On this blog, studies in the series entitled ‘Why Foreign Missions?’ are meant to work through Scripture to see what the Bible says about mission theology.  The approach taken is to begin with the New Testament and the mission of Jesus and the early Church.  The Old Testament is, at least for the time being, studied through the New Testament writings.  This is an appropriate way to approach the Old Testament even if not a sufficient approach at the end of the day.  For the time being, Chris Wright’s The Mission of God can stand as a corrective to any inadequacies in this approach, since his primary focus is the Old Testament.  Another limitation to these blog studies is that only mission theology is being explored, whereas the Bible addresses other issues as well.  For example, in Paul the Missionary, Eckhard Schnabel explores the work, task, message, goals, and methods of Paul’s mission, as well as engages what this study means for missions in the twenty-first century.[3]  His work is, therefore, more than a Pauline mission theology.

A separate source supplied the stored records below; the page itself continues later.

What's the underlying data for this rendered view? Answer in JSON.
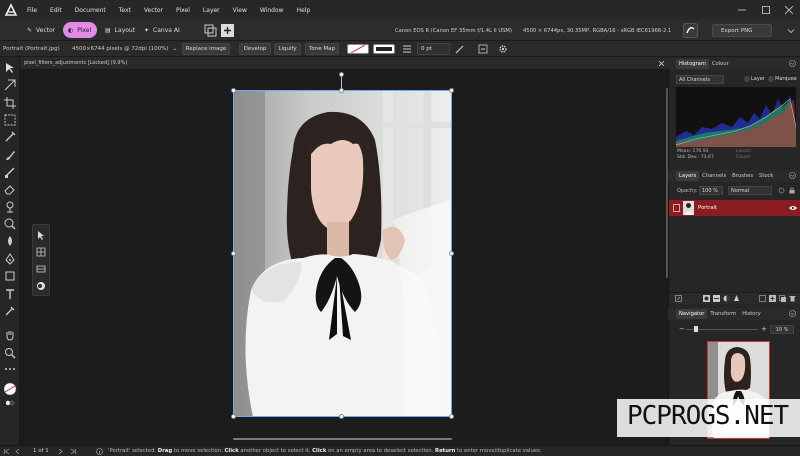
{
  "menubar": {
    "items": [
      "File",
      "Edit",
      "Document",
      "Text",
      "Vector",
      "Pixel",
      "Layer",
      "View",
      "Window",
      "Help"
    ]
  },
  "toolbar": {
    "personas": [
      {
        "label": "Vector",
        "active": false
      },
      {
        "label": "Pixel",
        "active": true
      },
      {
        "label": "Layout",
        "active": false
      },
      {
        "label": "Canva AI",
        "active": false
      }
    ],
    "camera_info": "Canon EOS R (Canon EF 35mm f/1.4L II USM)",
    "pixel_info": "4500 × 6744px, 30.35MP, RGBA/16 - sRGB IEC61966-2.1",
    "export_label": "Export PNG"
  },
  "context_bar": {
    "file_label": "Portrait (Portrait.jpg)",
    "dimensions": "4500×6744 pixels @ 72dpi (100%)",
    "buttons": [
      "Replace image",
      "Develop",
      "Liquify",
      "Tone Map"
    ],
    "stroke_width": "0 pt"
  },
  "document": {
    "tab_title": "pixel_filters_adjustments [Locked] (9.9%)"
  },
  "histogram_panel": {
    "tabs": [
      "Histogram",
      "Colour"
    ],
    "channel": "All Channels",
    "options": [
      "Layer",
      "Marquee"
    ],
    "mean": "Mean: 176.93",
    "std_dev": "Std. Dev.: 73.67",
    "levels": "Levels:",
    "count": "Count:"
  },
  "layers_panel": {
    "tabs": [
      "Layers",
      "Channels",
      "Brushes",
      "Stock"
    ],
    "opacity_label": "Opacity:",
    "opacity_value": "100 %",
    "blend_mode": "Normal",
    "layers": [
      {
        "name": "Portrait",
        "selected": true
      }
    ]
  },
  "navigator_panel": {
    "tabs": [
      "Navigator",
      "Transform",
      "History"
    ],
    "zoom": "10 %"
  },
  "status": {
    "page": "1 of 1",
    "message_parts": [
      {
        "text": "'Portrait' selected. ",
        "bold": false
      },
      {
        "text": "Drag",
        "bold": true
      },
      {
        "text": " to move selection. ",
        "bold": false
      },
      {
        "text": "Click",
        "bold": true
      },
      {
        "text": " another object to select it. ",
        "bold": false
      },
      {
        "text": "Click",
        "bold": true
      },
      {
        "text": " on an empty area to deselect selection. ",
        "bold": false
      },
      {
        "text": "Return",
        "bold": true
      },
      {
        "text": " to enter move/duplicate values.",
        "bold": false
      }
    ]
  },
  "watermark": "PCPROGS.NET",
  "colors": {
    "accent_pink": "#e48be7",
    "layer_selected": "#8b1c22",
    "panel_bg": "#262626"
  }
}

In the series on this blog ‘Engaging the Bible in Mission Theology,’ I intend to do two things.  First, I will offer some thoughts in the coming months about how ‘mission’ might address some of the questions and debates in the field of Biblical theology itself.  This will involve getting behind both Wright’s and Marshall’s demonstration of missional Biblical theology in the books of the Bible by looking at hermeneutical questions in Biblical theology (and we can start with Chris Wright, who addresses this question directly).  Second, I will explore the actual content of a missional Biblical theology in several writings, including those of Wright and Marshall.  My own work at this will continue to appear, from time to time, in the ‘Why Foreign Missions?’ series of this blog.

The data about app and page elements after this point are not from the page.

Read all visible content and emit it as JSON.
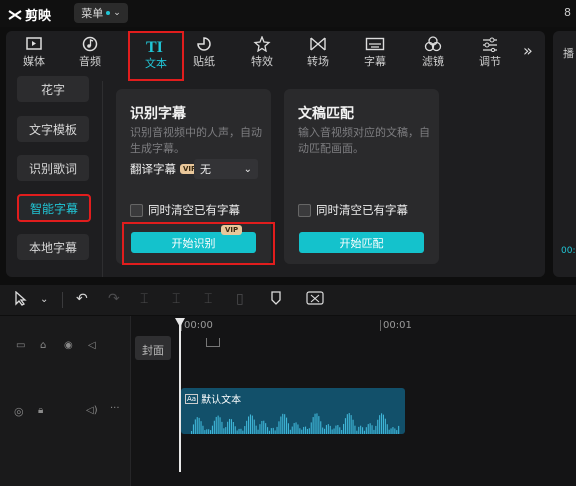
{
  "app": {
    "name": "剪映",
    "menu_label": "菜单",
    "edge_text": "8"
  },
  "categories": [
    {
      "label": "媒体",
      "icon": "media-icon"
    },
    {
      "label": "音频",
      "icon": "audio-icon"
    },
    {
      "label": "文本",
      "icon": "text-icon",
      "active": true
    },
    {
      "label": "贴纸",
      "icon": "sticker-icon"
    },
    {
      "label": "特效",
      "icon": "effects-icon"
    },
    {
      "label": "转场",
      "icon": "transition-icon"
    },
    {
      "label": "字幕",
      "icon": "subtitle-icon"
    },
    {
      "label": "滤镜",
      "icon": "filter-icon"
    },
    {
      "label": "调节",
      "icon": "adjust-icon"
    }
  ],
  "sidebar": [
    {
      "label": "花字"
    },
    {
      "label": "文字模板"
    },
    {
      "label": "识别歌词"
    },
    {
      "label": "智能字幕",
      "active": true
    },
    {
      "label": "本地字幕"
    }
  ],
  "card_recognize": {
    "title": "识别字幕",
    "desc": "识别音视频中的人声，自动生成字幕。",
    "translate_label": "翻译字幕",
    "vip_badge": "VIP",
    "translate_value": "无",
    "clear_label": "同时清空已有字幕",
    "button": "开始识别",
    "button_vip": "VIP"
  },
  "card_match": {
    "title": "文稿匹配",
    "desc": "输入音视频对应的文稿，自动匹配画面。",
    "clear_label": "同时清空已有字幕",
    "button": "开始匹配"
  },
  "right_panel": {
    "title_char": "播",
    "time_fragment": "00:"
  },
  "timeline": {
    "ruler": [
      "00:00",
      "00:01"
    ],
    "cover_label": "封面",
    "clip_label": "默认文本",
    "clip_tag": "Aa"
  },
  "colors": {
    "accent": "#21c6d6",
    "highlight": "#e11d1d",
    "clip": "#12506a"
  }
}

My intention is to contribute to various issues in Biblical and missional scholarship.  My contribution to mission studies at colleges and seminaries is through work as a Biblical scholar.  Mission studies is often approached through the social sciences, such as anthropology.  It can also be approached as a sub-category in systematic theology or as a subject in Church history.  We do need to appreciate a multi-disciplinary approach to the subject of missions.  However, readers will undoubtedly sense from time to time my own frustration with the status of mission scholarship in its failure to engage Scripture adequately.  I would go so far as to say that, as some Biblical scholars are discovering the importance of mission for their studies, no seminary mission programme is complete without a Biblical scholar on the team.[4]  Perhaps the best way to make this case is by engaging in missional Biblical theology.




[1] Christopher J. H. Wright, The Mission of God: Unlocking the Bible’s Grand Narrative (IVP, 2006), p. 22.
[2] I. Howard, Marshall, The New Testament: Many Witnesses, One Gospel (Downers Grove, IL: IVP, 2004), pp. 34-35).
[3] Eckhard J. Schnabel, Paul the Missionary: Realities, Strategies and Methods (Downers Grove, IL: IVP Academic, 2008.
[4] Note one effort at bringing Biblical studies and mission studies together is underway at the Centre for the Study of the Bible and Mission at Redcliffe College in England.